Jun 25, 2020

The Racism behind Japanese Canadian Internment Can’t Be Forgotten

By and Photo of Japanese Canadian elementary school students at Pine Crescent Elementary School, Bay Farm, BC. The BC Government refused to pay for the education of these students.
Elementary students at Pine Crescent Elementary School, Bay Farm, BC. The BC Government refused to pay anything for these students' education. (Courtesy of the Nikkei National Museum, 2012.

When John Horgan talked about BC’s historic racism, he failed to mention Japanese Canadians. Here’s why it matters.

Premier John Horgan began a media conference on June 3 with a statement about racism and the “blemishes” on BC’s history.

Horgan mentioned the head tax used to restrict immigration from China and the Komagata Maru incident that highlighted Canada’s discriminatory policies around immigrants from India.

But he failed to mention Japanese Canadians or the central role of the BC government in uprooting, incarcerating and exiling 22,000 Japanese Canadians between 1941 and 1949, stripping them of their homes, possessions and businesses.

Canadians have already deemed this episode, initiated and carried out by the province together with the federal government, one of the most blatant examples of state-initiated racism in the history of Canada.

Horgan’s omission is puzzling when his government is currently  in reparation discussions with the National Association of Japanese Canadians (NAJC) based on a brief (partially funded by the BC government)  submitted last November. Those recommendations included the creation of an independent body to combat racism.

BC’s conduct is no secret. It was recently highlighted in the video Swimming Upstream and a six-part series in the Victoria Times Colonist.

BC governments and officials played a major role in the incarceration and dispossession of Japanese Canadians, and in other racist actions over the years.

The BC legislature passed 170 anti-Asian laws from 1895-1950 that seriously impacted the Japanese Canadian community.

In 1942, BC premier John Hart, along with his attorney general Royal Maitland, a notorious racist who deemed Japanese Canadians “a menace to Canada” even after the war, were among the first to go to Ottawa to demand that Japanese Canadians be removed from their homes and forcibly relocated to the B.C. interior.

Provincial minister George S. Pearson was sent to Ottawa in January 1942 to demand Japanese Canadians be uprooted. There, he and the others from BC stunned the vice-chief of the army with his racist rage, according to Maurice Pope in his autobiography Soldiers and Politicians. Many in the federal government didn’t buy the BC government’s claims that Japanese Canadian were spies, but the BC delegation persisted and ultimately succeeded.

Photo of shack that Iwasaki family were given to live in after they were forced off their farm.

Photo of the shack that the Iwasaki family were given to live in after they were forced off their 598 acre farm. (Photo courtesy of Chuck Tasaka).

B.C. opposition leader Harold Winch and Hart together called MP Ian Mackenzie, a well-known racist, on Feb. 23, 1942, to demand that all Japanese Canadians be detained. This despite the fact that the army and RCMP declared that they did not believe that Japanese Canadians were a security risk. (Contrast this with the treatment of German and Italian Canadian communities who were not interned on masse nor dispossessed.)
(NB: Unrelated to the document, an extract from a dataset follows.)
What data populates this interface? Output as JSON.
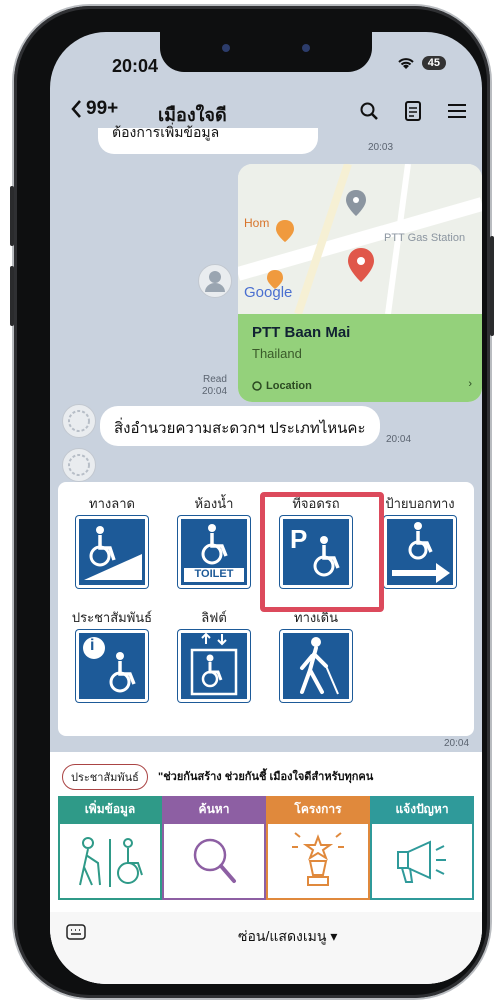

The BC government appointed Winch, Pearson and Maitland to the advisory committee to the BC Security Commission that supervised the uprooting of Japanese Canadians and ordered the provincial police to round up the community and to patrol the incarceration camps throughout the province. The commission separated men from their wives, splitting up families at this difficult time, causing trauma that echoes across generations.

The BC government refused to pay for the education of Japanese Canadian children held in the camps, although it was a provincial responsibility.

The BC government enabled the mass dispossession of all property of Japanese Canadians without compensation. Contrast this to the US where little property was confiscated.

After the war, BC legislators demanded that Japanese Canadians be sent to Japan, a country most had never seen, or dispersed across the country. Today, 60 per cent of the community resides outside the province. Again, contrast this to the US, where there were few exiles or deportations.

BC premier Byron Johnson refused to allow Japanese Canadians to return to the coast until April 1949. Yet again contrast this to the US, where Japanese Americans were able to return to their homes before the end of the war.

We hope Horgan’s omission, which has deeply offended Japanese Canadians, does not indicate that he doesn’t take their concerns seriously.

Horgan and his government have an opportunity to acknowledge and set right this historical blight. We look forward to the government arriving at an agreement with the National Association of Japanese Canadians that appropriately addresses this historic wrong.

Demonstrations against racism are sweeping much of the world. The tide of history will be on the side of governments who act to rectify and address their racist past.

Swimming Upstream: The Japanese-Canadian struggle for justice in BC

The video below from the Canada Race Relations Foundation does a good job of summarizing the plight of the Japanese Canadians.